If you want to train a dog properly, here are some tips and advice from retired K-9 unit Officer Ken Greenleaf:
- Dogs should be crate-trained from the time you get them. If a dog has to be confined due to an injury or operation, it has a safe haven, the place where it sleeps and retreats to during the day. "Dogs love their crates," Greenleaf said.
- In all but difficult circumstances, train a dog with toys and praise rather than food.
- Don't feed dogs human food (an occasional raw carrot is okay); only quality dry food. "Dogs are monogamous eaters and should remain on one diet," Greenleaf said.
- No treats, except one or two dog biscuits.
- As a rule, put a biscuit in the dog's dish rather than dispensing it by hand. A dog needs a specific eating area.
- Do not use a retractable lead (leash) in the city; it is too dangerous. Dogs might not be seen by drivers backing out of driveways, for example.
- If not in a crate, dogs must always be supervised.
- Don't over talk to dogs; it just confuses them. Give the dog a meaning, a direction or praise for a specific action. More simply, talk to your kids—not your dog.
- If you go out at night, put the dog in its crate and don't offend it with kisses and goodbyes. It confuses the dog.
- A dog should not chase after cats, dogs or mailmen or bark unnecessarily. Leash train them that way from the start.
- Correct a dog's misbehavior (peeing on the carpet, chewing slippers) ONLY if you catch it in the act.
- Dogs should obey your every command.
- Dogs want direction; they "die for it," Greenleaf said.

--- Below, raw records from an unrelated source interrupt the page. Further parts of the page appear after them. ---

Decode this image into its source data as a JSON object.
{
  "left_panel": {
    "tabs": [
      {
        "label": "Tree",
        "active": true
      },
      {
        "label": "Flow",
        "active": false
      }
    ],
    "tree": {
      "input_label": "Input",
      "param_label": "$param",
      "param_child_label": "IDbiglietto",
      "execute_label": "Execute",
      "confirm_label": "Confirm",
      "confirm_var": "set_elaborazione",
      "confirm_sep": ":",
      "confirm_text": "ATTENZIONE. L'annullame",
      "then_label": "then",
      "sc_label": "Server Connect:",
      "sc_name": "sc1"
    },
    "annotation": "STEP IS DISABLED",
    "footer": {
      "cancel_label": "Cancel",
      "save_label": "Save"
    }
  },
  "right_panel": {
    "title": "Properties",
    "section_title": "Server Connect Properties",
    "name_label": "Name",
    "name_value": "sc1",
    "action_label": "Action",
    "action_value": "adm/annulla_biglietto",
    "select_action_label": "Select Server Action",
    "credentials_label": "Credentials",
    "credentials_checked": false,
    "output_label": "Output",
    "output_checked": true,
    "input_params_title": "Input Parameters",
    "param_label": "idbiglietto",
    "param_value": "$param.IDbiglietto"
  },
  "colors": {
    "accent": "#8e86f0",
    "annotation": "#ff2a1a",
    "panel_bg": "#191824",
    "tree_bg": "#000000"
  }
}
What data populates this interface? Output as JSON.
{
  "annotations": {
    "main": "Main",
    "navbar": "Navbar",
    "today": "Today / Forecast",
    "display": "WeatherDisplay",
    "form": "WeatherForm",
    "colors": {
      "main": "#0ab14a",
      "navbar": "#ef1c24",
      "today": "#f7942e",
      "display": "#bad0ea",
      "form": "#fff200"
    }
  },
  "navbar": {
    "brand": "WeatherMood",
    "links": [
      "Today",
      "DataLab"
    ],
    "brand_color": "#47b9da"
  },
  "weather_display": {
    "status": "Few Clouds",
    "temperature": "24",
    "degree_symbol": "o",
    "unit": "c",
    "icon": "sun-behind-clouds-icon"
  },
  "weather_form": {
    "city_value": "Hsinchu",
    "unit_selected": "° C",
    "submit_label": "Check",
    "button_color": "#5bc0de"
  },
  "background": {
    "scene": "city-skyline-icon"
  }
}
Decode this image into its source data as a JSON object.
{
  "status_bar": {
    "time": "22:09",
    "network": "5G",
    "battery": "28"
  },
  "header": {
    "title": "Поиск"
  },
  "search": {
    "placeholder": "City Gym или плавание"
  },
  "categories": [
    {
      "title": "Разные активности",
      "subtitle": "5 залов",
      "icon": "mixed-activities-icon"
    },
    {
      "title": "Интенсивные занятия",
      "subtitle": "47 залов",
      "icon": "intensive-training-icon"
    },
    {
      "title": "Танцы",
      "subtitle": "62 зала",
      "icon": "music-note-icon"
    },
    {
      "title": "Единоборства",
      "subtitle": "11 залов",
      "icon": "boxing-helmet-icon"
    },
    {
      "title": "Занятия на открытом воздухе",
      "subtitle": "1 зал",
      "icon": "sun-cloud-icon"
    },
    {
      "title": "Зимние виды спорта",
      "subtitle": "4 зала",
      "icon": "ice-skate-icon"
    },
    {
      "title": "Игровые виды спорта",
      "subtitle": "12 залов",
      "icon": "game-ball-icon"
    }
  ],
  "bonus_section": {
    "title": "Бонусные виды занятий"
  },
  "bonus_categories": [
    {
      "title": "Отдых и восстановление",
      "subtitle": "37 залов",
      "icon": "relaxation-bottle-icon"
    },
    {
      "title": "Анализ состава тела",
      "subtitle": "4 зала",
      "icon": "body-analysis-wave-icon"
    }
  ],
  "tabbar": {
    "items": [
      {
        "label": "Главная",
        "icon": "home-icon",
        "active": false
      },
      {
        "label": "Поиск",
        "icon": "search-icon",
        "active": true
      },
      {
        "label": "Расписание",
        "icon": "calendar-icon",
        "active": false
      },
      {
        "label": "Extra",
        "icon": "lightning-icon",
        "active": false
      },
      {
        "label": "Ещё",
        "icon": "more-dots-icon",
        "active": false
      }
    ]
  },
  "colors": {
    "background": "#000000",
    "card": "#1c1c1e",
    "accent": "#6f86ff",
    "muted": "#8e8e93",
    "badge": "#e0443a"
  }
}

- Although dogs can't reason, they can read your emotions.
- Dogs are not humans, so don’t treat them as if they are.